Interesting article in the NY Times about what kind of photo adjustment is acceptable in photography:
Photoshop and Photography: When Is It Real?
Here's a key section of the article:
Ms. Leuchter's editorial points out that photography has never been strictly a "capture reality" art form. It's never been limited to reproducing what the eye sees.
From the very beginning, photographers have set up their shots, posed people and adjusted brightness and contrast in the development process. So although you may think that some line has been crossed, it might not be so easy to specify exactly where that line sits.
Here's a list of things people do to and for photographs, ranging from the innocent and traditional to the dangerously artificial. If you were running a photography contest, at what point would you draw the line and say "That's not photography anymore?"
* You move the camera to get the best possible shot.
* You attach a lens that takes in a much wider or closer view than you would get with your eyes alone.
* You choose a shallow depth of field, providing that sharp-subject, blurry-background look of professional photos, which looks nothing like reality.
* You set up lights to illuminate a scene in a way that nature never intended.
* You bring in a professional crew to transform a model's skin, clothing and hair.
* You witness a spectacular event, and then ask the people involved to go back and re-enact what just happened so you can have your camera ready.
* In the darkroom, you "burn" and "dodge" to make certain parts of the photo brighter or darker.
* You bring the photo into Photoshop to remove red-eye. (After all, the red-eye wouldn't have existed if you hadn't taken the photo to begin with.)
* You bring the photo into Photoshop to make the colors "pop" a little more.
* You bring the photo into Photoshop to shift one element slightly for better composition.
* You combine two or more photographs of the identical scene, taken at different exposures, strictly to produce a better range of lights and darks (what's called "high dynamic range" photography).
* You combine two or more elements of different photos of the same scene, taken around the same time, simply to get them all in the frame at once (like the seagulls/lighthouse photo).
* You combine two or more elements of different photos that were taken at different times and places (like the motorcycle/tornado photo).
* You use a 3-D modeling program to create a photorealistic scene that never existed anywhere but in your imagination.
Of course, your answer may be something like, "It depends on the purpose of the photo." If you're a news photographer, you (and your audience) would probably be O.K. with tweaks to the color and contrast, but that's it. On the other hand, if you're an advertising photographer, you and your audience would probably have no problem with anything on the list above.
Personally, I'm not a news photographer, so I'm not worried about the journalistic integrity of a shot -- I just want it to look its best.

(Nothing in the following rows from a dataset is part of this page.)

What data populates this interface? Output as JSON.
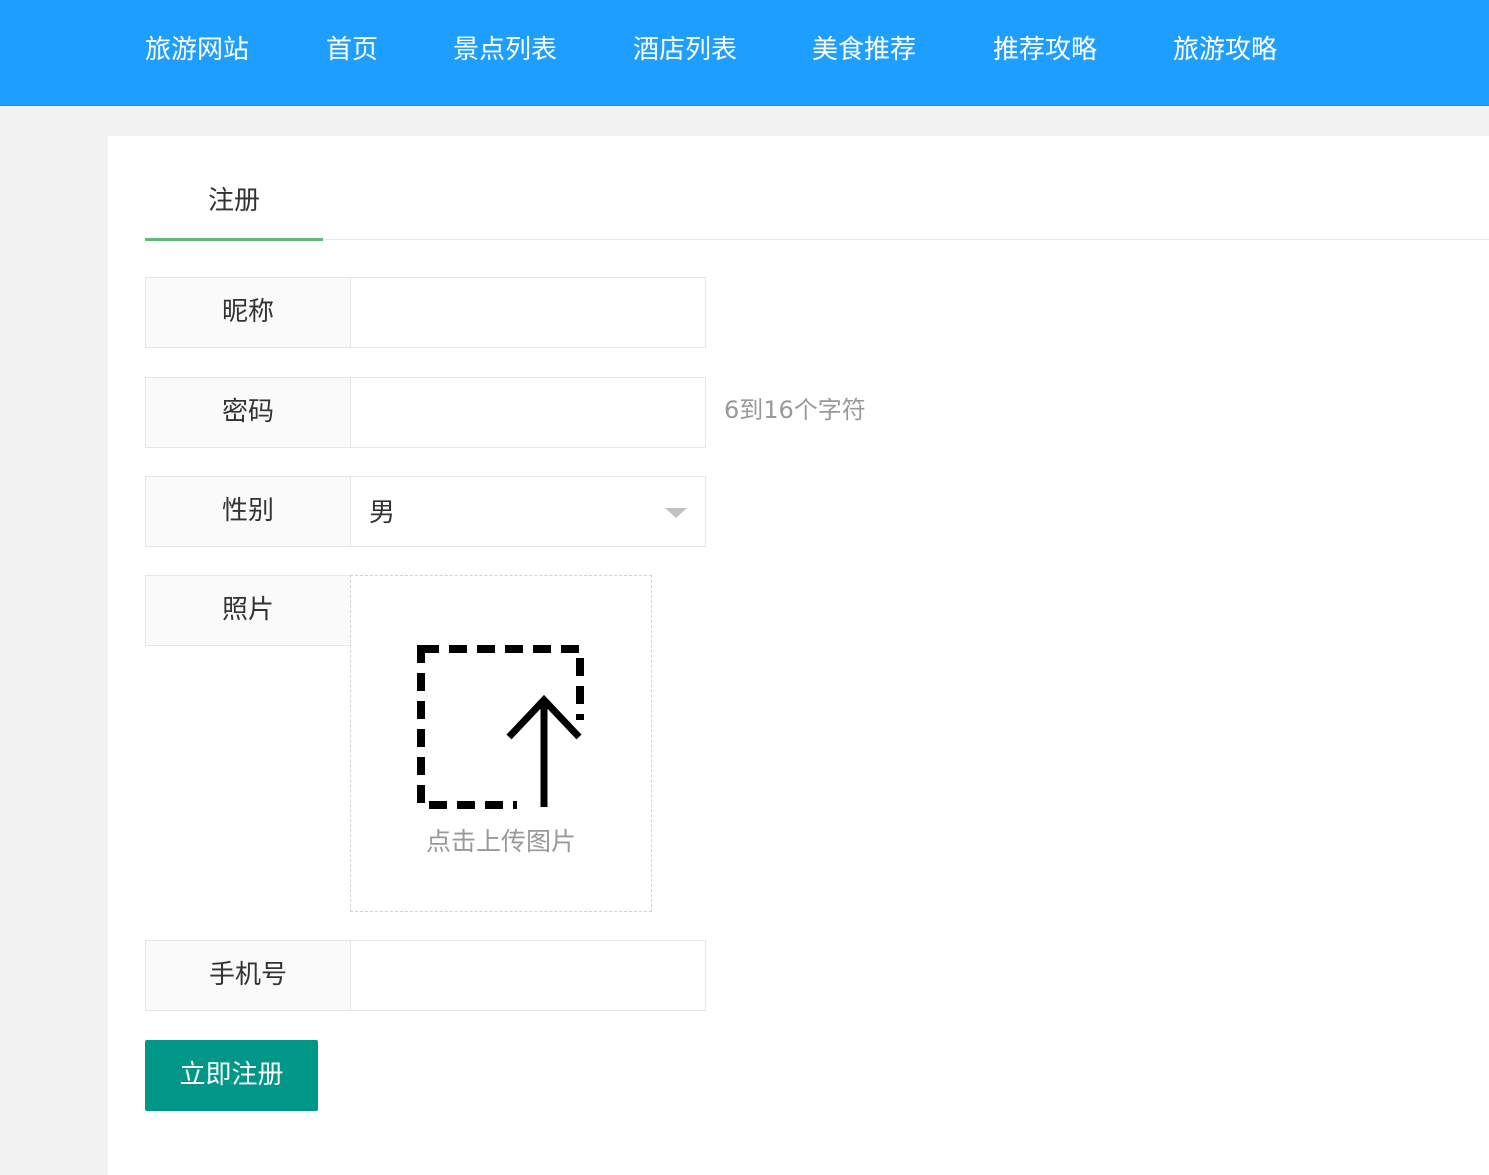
{
  "nav": {
    "brand": "旅游网站",
    "items": [
      "首页",
      "景点列表",
      "酒店列表",
      "美食推荐",
      "推荐攻略",
      "旅游攻略"
    ]
  },
  "tabs": {
    "active": "注册"
  },
  "form": {
    "nickname_label": "昵称",
    "nickname_value": "",
    "password_label": "密码",
    "password_value": "",
    "password_hint": "6到16个字符",
    "gender_label": "性别",
    "gender_value": "男",
    "photo_label": "照片",
    "upload_text": "点击上传图片",
    "upload_icon": "upload-icon",
    "phone_label": "手机号",
    "phone_value": "",
    "submit_label": "立即注册"
  },
  "colors": {
    "nav_bg": "#1e9fff",
    "tab_underline": "#5fb878",
    "submit_bg": "#009688"
  }
}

I have no problem adjusting contrast, brightness and color saturation in a shot. I've also been known to edit out small background objects that were distracting. I'd have no problem photoshopping out a zit on someone's face either.
Where do you draw the line, personally?